MILLBROOK—State Police urge parents or caregivers to teach children about the dangers of drug paraphernalia.
Parents or caregivers educate children about the dangers of drug use, alcohol consumption and how they should never touch a hot stove top.
When curious children are scavenging for outdoor treasures parents talk to them about staying away from poison ivy and tell them not to touch garbage. With the heroin epidemic at an all-time high, parents should also educate their children to recognize drug paraphernalia and what to do if they come in contact with needles, according to a press release from State Police.
Syringes and other drug paraphernalia might be found on private property, public property, in parking areas, beaches and even playgrounds.

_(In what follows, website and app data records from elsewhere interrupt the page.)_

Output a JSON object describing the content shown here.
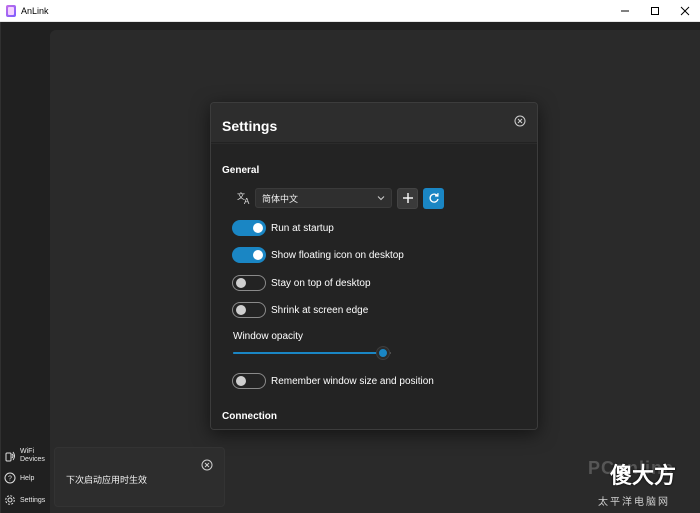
{
  "window": {
    "title": "AnLink",
    "controls": [
      "minimize-icon",
      "maximize-icon",
      "close-icon"
    ]
  },
  "sidebar": {
    "items": [
      {
        "label": "WiFi Devices",
        "icon": "wifi-device-icon"
      },
      {
        "label": "Help",
        "icon": "help-icon"
      },
      {
        "label": "Settings",
        "icon": "gear-icon"
      }
    ]
  },
  "settings": {
    "title": "Settings",
    "general_title": "General",
    "language": {
      "selected": "简体中文",
      "icon": "translate-icon"
    },
    "toggles": [
      {
        "label": "Run at startup",
        "on": true
      },
      {
        "label": "Show floating icon on desktop",
        "on": true
      },
      {
        "label": "Stay on top of desktop",
        "on": false
      },
      {
        "label": "Shrink at screen edge",
        "on": false
      }
    ],
    "opacity": {
      "label": "Window opacity",
      "value_fraction": 0.95
    },
    "remember_toggle": {
      "label": "Remember window size and position",
      "on": false
    },
    "connection_title": "Connection"
  },
  "toast": {
    "message": "下次启动应用时生效"
  },
  "watermark": {
    "big": "PConline",
    "cn": "傻大方",
    "sub": "太平洋电脑网"
  },
  "colors": {
    "accent": "#1a86c4",
    "background": "#202020",
    "dialog": "#2b2b2b"
  }
}
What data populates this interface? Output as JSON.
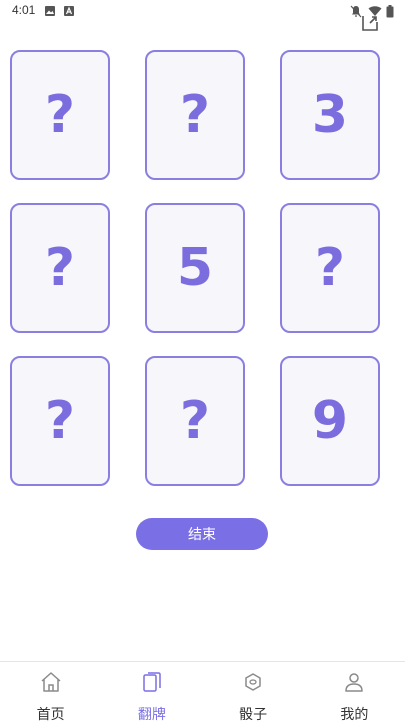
{
  "status_bar": {
    "time": "4:01",
    "left_icons": [
      "image-icon",
      "a-box-icon"
    ],
    "right_icons": [
      "notifications-off-icon",
      "wifi-icon",
      "battery-icon"
    ]
  },
  "cards": [
    {
      "label": "?"
    },
    {
      "label": "?"
    },
    {
      "label": "3"
    },
    {
      "label": "?"
    },
    {
      "label": "5"
    },
    {
      "label": "?"
    },
    {
      "label": "?"
    },
    {
      "label": "?"
    },
    {
      "label": "9"
    }
  ],
  "end_button": {
    "label": "结束"
  },
  "bottom_nav": {
    "items": [
      {
        "label": "首页",
        "icon": "home-icon",
        "active": false
      },
      {
        "label": "翻牌",
        "icon": "cards-icon",
        "active": true
      },
      {
        "label": "骰子",
        "icon": "dice-icon",
        "active": false
      },
      {
        "label": "我的",
        "icon": "user-icon",
        "active": false
      }
    ]
  },
  "colors": {
    "accent": "#7b6fe6",
    "card_border": "#8a7fe0",
    "card_bg": "#f6f6fb",
    "card_text": "#7b6ddd"
  }
}
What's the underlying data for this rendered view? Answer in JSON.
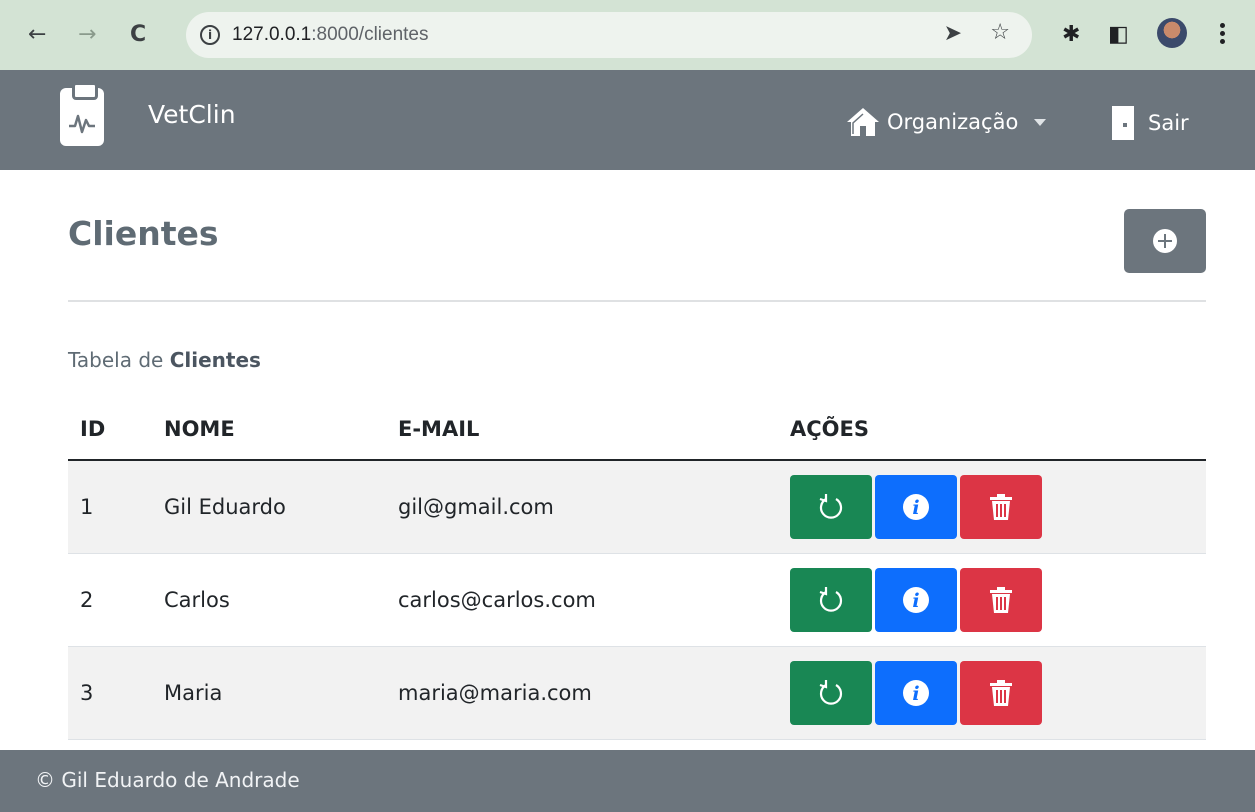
{
  "browser": {
    "url_host": "127.0.0.1",
    "url_rest": ":8000/clientes"
  },
  "app": {
    "brand": "VetClin",
    "org_menu_label": "Organização",
    "logout_label": "Sair"
  },
  "page": {
    "title": "Clientes",
    "caption_prefix": "Tabela de ",
    "caption_bold": "Clientes"
  },
  "table": {
    "columns": [
      "ID",
      "NOME",
      "E-MAIL",
      "AÇÕES"
    ],
    "rows": [
      {
        "id": "1",
        "nome": "Gil Eduardo",
        "email": "gil@gmail.com"
      },
      {
        "id": "2",
        "nome": "Carlos",
        "email": "carlos@carlos.com"
      },
      {
        "id": "3",
        "nome": "Maria",
        "email": "maria@maria.com"
      }
    ],
    "actions": [
      "refresh-icon",
      "info-icon",
      "trash-icon"
    ]
  },
  "footer": {
    "text": "© Gil Eduardo de Andrade"
  },
  "colors": {
    "navbar": "#6c757d",
    "refresh": "#198754",
    "info": "#0d6efd",
    "delete": "#dc3545"
  }
}
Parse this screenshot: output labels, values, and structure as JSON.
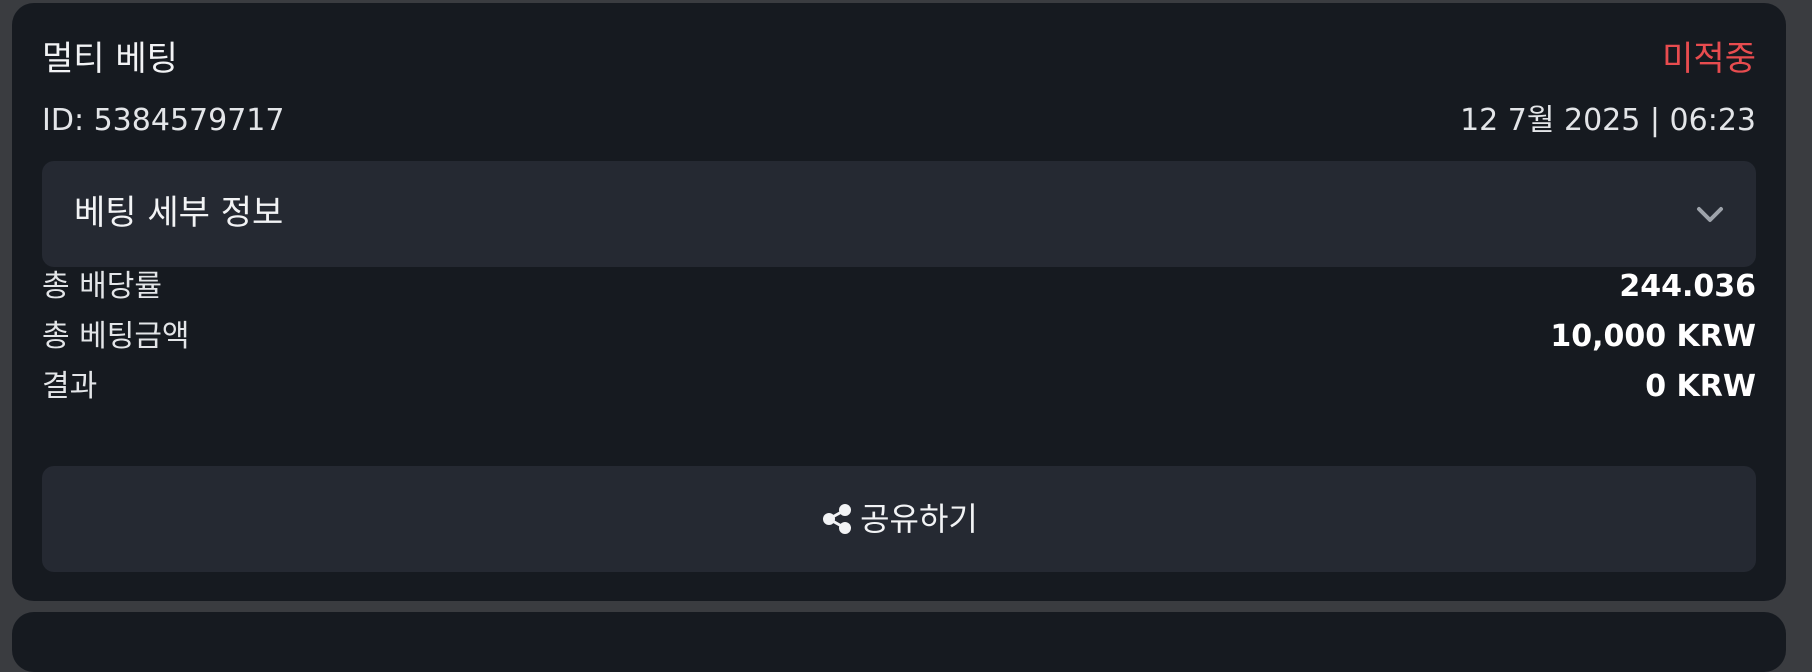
{
  "bet": {
    "title": "멀티 베팅",
    "status": "미적중",
    "id_text": "ID: 5384579717",
    "datetime": "12 7월 2025 | 06:23"
  },
  "details": {
    "label": "베팅 세부 정보"
  },
  "summary": {
    "rows": [
      {
        "label": "총 배당률",
        "value": "244.036"
      },
      {
        "label": "총 베팅금액",
        "value": "10,000 KRW"
      },
      {
        "label": "결과",
        "value": "0 KRW"
      }
    ]
  },
  "share": {
    "label": "공유하기"
  },
  "colors": {
    "card_bg": "#161a20",
    "panel_bg": "#252932",
    "status_red": "#e84c4f"
  },
  "icons": {
    "chevron": "chevron-down-icon",
    "share": "share-icon"
  }
}
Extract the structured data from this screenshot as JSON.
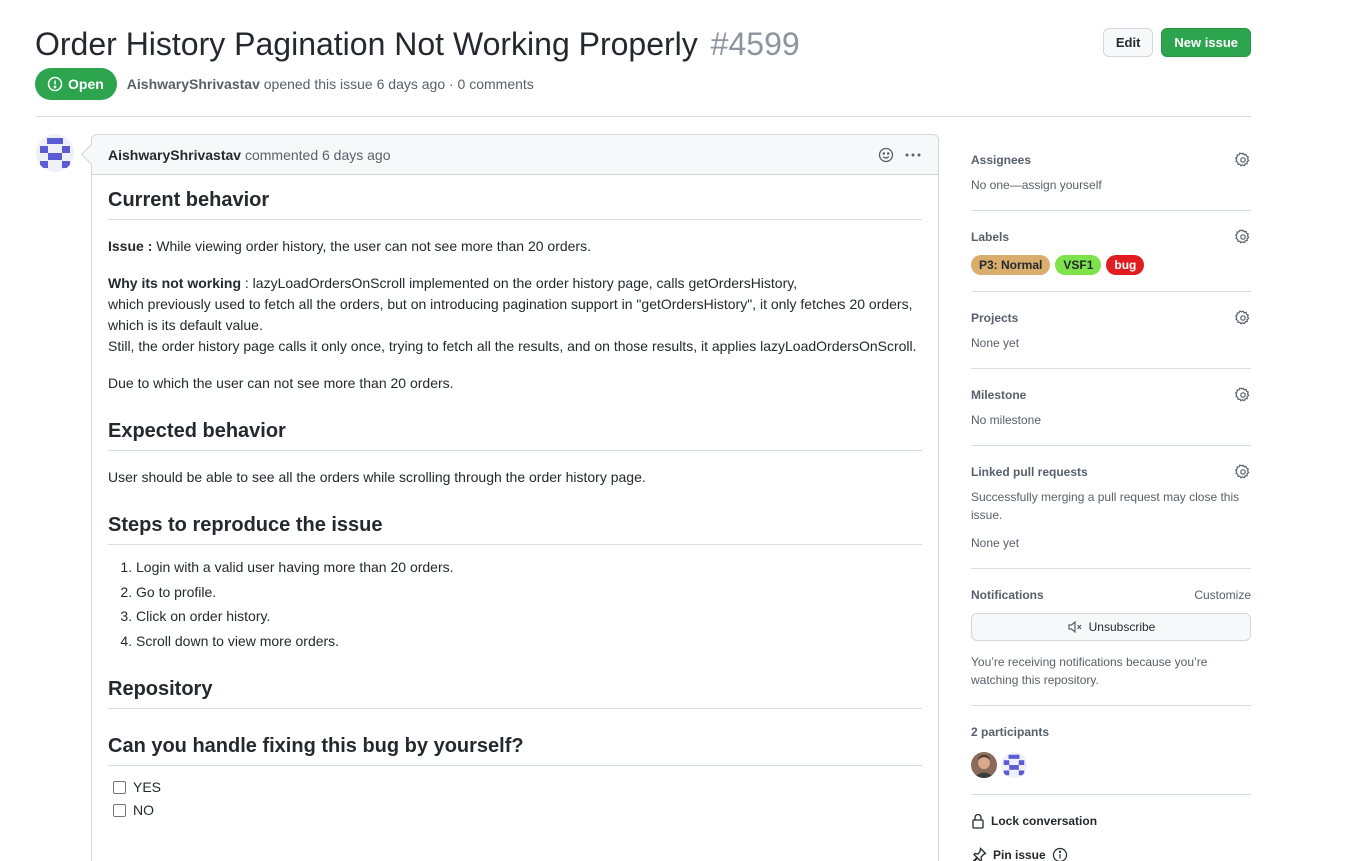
{
  "issue": {
    "title": "Order History Pagination Not Working Properly",
    "number": "#4599",
    "state": "Open",
    "author": "AishwaryShrivastav",
    "meta": "opened this issue 6 days ago · 0 comments"
  },
  "actions": {
    "edit": "Edit",
    "new_issue": "New issue"
  },
  "comment": {
    "author": "AishwaryShrivastav",
    "time": "commented 6 days ago",
    "sections": {
      "current_behavior": "Current behavior",
      "issue_label": "Issue :",
      "issue_text": " While viewing order history, the user can not see more than 20 orders.",
      "why_label": "Why its not working",
      "why_line1": " : lazyLoadOrdersOnScroll implemented on the order history page, calls getOrdersHistory,",
      "why_line2": "which previously used to fetch all the orders, but on introducing pagination support in \"getOrdersHistory\", it only fetches 20 orders, which is its default value.",
      "why_line3": "Still, the order history page calls it only once, trying to fetch all the results, and on those results, it applies lazyLoadOrdersOnScroll.",
      "due_text": "Due to which the user can not see more than 20 orders.",
      "expected_behavior": "Expected behavior",
      "expected_text": "User should be able to see all the orders while scrolling through the order history page.",
      "steps_title": "Steps to reproduce the issue",
      "steps": [
        "Login with a valid user having more than 20 orders.",
        "Go to profile.",
        "Click on order history.",
        "Scroll down to view more orders."
      ],
      "repository": "Repository",
      "handle_title": "Can you handle fixing this bug by yourself?",
      "options": [
        "YES",
        "NO"
      ]
    }
  },
  "sidebar": {
    "assignees": {
      "title": "Assignees",
      "value": "No one—assign yourself"
    },
    "labels": {
      "title": "Labels",
      "items": [
        {
          "name": "P3: Normal",
          "bg": "#d9ad6c",
          "fg": "#24292f"
        },
        {
          "name": "VSF1",
          "bg": "#7ee24a",
          "fg": "#24292f"
        },
        {
          "name": "bug",
          "bg": "#e11d21",
          "fg": "#ffffff"
        }
      ]
    },
    "projects": {
      "title": "Projects",
      "value": "None yet"
    },
    "milestone": {
      "title": "Milestone",
      "value": "No milestone"
    },
    "linked_prs": {
      "title": "Linked pull requests",
      "desc": "Successfully merging a pull request may close this issue.",
      "value": "None yet"
    },
    "notifications": {
      "title": "Notifications",
      "customize": "Customize",
      "unsubscribe": "Unsubscribe",
      "reason": "You’re receiving notifications because you’re watching this repository."
    },
    "participants": {
      "title": "2 participants"
    },
    "lock": "Lock conversation",
    "pin": "Pin issue"
  },
  "colors": {
    "open_green": "#2da44e",
    "muted": "#57606a",
    "border": "#d0d7de"
  }
}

Needle stick injuries can occur when syringes are not discarded properly. Used needles may have bodily fluids that carry blood borne infectious diseases.
Parents should inform children not to touch drug paraphernalia. If a child comes into contact with a hypodermic instrument or other drug-related paraphernalia, they should tell an adult right away. As a parent or caregiver, ask the child if they have been injured or stuck by a needle. Wounds should be immediately cleaned with soap and water. Lastly, make sure the child receives immediate medical treatment, the release said.